DATA EXCERPTS Block Start
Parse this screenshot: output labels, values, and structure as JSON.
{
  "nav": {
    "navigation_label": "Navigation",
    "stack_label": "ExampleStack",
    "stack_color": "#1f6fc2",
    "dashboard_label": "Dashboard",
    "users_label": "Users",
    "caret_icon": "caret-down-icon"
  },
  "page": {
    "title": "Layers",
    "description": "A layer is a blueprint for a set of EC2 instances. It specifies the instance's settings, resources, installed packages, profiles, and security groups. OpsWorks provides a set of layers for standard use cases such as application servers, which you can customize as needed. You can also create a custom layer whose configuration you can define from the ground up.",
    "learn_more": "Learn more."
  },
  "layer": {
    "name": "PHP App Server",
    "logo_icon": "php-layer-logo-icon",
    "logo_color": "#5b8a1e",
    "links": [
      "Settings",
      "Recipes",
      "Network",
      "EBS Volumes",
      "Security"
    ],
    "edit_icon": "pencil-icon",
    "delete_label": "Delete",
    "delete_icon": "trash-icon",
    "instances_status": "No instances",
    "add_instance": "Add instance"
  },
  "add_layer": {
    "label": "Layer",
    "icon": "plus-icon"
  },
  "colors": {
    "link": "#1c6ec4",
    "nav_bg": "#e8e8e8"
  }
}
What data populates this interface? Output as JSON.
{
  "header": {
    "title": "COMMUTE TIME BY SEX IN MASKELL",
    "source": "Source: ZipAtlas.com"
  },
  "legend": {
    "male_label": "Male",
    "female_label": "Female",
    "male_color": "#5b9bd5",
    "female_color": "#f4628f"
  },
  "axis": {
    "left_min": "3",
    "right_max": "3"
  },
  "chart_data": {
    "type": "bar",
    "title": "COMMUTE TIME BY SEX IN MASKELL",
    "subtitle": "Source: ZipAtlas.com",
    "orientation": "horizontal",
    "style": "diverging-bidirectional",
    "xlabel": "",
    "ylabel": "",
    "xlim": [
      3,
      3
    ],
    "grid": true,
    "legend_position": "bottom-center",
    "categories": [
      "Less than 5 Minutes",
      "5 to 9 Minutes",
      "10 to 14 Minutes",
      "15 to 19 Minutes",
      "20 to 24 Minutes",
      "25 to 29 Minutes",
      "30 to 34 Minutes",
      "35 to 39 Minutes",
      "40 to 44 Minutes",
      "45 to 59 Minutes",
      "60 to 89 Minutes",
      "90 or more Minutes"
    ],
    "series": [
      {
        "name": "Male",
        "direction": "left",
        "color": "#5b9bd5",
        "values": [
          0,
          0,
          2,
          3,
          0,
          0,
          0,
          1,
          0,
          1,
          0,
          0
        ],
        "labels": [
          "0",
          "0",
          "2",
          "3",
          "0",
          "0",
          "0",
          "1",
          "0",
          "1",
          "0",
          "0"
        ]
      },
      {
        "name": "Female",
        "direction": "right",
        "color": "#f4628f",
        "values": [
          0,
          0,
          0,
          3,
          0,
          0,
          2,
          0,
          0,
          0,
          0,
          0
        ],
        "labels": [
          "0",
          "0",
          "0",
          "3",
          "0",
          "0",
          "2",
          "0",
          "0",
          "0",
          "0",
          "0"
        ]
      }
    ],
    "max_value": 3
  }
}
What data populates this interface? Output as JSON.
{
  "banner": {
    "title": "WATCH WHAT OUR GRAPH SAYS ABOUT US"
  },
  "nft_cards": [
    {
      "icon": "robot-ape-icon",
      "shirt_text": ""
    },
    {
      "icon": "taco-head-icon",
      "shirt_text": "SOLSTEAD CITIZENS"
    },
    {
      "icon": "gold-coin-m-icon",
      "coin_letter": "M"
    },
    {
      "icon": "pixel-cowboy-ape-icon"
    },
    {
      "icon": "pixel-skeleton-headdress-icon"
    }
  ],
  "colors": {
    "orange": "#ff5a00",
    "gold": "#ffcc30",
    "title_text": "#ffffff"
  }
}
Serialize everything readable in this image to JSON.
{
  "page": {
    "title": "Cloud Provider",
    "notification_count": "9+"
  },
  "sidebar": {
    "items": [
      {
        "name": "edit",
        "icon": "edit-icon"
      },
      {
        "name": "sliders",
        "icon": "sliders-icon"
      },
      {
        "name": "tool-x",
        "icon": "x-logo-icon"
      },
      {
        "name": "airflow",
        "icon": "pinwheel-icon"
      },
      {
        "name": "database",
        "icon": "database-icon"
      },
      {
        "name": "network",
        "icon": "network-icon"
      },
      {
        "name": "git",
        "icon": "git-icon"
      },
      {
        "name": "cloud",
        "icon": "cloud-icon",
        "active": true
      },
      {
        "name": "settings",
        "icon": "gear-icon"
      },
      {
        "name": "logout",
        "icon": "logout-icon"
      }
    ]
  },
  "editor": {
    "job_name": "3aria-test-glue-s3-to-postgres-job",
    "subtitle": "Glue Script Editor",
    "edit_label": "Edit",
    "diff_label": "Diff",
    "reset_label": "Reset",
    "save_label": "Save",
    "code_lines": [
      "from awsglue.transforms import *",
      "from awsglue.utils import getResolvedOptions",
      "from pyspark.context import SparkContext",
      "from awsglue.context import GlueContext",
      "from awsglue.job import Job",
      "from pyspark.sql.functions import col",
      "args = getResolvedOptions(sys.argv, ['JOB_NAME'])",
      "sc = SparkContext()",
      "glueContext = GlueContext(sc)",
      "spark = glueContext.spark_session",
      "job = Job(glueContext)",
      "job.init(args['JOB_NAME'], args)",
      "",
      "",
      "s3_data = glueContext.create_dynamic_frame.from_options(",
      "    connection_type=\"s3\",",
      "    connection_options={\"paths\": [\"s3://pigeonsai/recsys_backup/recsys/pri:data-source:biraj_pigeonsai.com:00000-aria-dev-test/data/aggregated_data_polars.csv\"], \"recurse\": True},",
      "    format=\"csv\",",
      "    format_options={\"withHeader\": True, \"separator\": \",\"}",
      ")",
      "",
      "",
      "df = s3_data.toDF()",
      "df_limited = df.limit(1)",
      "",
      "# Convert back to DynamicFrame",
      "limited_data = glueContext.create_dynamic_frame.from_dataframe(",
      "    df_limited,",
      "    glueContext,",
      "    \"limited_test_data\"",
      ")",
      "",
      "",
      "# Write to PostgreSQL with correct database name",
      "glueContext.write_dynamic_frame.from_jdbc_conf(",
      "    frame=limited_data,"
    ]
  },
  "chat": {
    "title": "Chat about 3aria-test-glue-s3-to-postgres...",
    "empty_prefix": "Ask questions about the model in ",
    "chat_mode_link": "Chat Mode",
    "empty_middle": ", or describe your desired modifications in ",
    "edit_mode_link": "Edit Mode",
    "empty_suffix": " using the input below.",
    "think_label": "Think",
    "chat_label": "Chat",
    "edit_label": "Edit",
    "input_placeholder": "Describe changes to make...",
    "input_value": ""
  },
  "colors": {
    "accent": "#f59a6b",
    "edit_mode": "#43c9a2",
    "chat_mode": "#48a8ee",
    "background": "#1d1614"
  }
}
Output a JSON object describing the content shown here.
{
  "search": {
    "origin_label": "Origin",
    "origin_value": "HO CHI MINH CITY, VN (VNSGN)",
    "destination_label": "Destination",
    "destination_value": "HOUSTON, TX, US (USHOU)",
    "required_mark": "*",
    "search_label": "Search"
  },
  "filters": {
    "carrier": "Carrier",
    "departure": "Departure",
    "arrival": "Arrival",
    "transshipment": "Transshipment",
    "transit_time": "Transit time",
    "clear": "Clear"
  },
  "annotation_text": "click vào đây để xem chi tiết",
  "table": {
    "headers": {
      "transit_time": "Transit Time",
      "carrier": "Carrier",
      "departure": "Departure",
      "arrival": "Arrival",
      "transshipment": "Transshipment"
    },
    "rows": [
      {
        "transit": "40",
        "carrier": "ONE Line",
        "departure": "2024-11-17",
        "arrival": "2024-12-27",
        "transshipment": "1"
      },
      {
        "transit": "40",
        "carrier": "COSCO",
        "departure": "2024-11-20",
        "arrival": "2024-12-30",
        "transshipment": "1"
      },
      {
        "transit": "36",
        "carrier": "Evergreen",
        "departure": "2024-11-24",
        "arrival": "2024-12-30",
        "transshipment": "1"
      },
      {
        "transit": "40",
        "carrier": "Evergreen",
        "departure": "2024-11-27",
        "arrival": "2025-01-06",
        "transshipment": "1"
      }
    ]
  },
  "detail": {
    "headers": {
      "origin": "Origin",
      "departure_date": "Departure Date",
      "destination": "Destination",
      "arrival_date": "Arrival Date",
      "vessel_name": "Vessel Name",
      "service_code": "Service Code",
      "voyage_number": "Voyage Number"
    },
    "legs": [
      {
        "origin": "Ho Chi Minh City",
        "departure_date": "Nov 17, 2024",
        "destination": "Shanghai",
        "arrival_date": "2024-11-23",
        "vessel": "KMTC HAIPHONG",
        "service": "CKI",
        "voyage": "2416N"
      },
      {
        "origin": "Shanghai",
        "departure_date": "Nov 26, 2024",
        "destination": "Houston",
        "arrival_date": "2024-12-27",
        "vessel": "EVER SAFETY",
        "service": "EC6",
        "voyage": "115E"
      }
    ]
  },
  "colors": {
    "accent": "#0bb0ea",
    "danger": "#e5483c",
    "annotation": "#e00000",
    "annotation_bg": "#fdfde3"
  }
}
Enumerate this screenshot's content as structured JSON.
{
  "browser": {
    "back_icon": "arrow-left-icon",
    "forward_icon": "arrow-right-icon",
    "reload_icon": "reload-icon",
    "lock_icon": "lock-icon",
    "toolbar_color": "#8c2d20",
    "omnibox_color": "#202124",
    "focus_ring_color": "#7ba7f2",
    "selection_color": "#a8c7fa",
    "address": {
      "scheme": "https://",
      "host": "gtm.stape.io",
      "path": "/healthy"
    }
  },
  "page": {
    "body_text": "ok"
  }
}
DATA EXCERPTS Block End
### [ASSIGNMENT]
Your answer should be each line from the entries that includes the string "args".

### [RESPONSE AREA]
      "args = getResolvedOptions(sys.argv, ['JOB_NAME'])",
      "job.init(args['JOB_NAME'], args)",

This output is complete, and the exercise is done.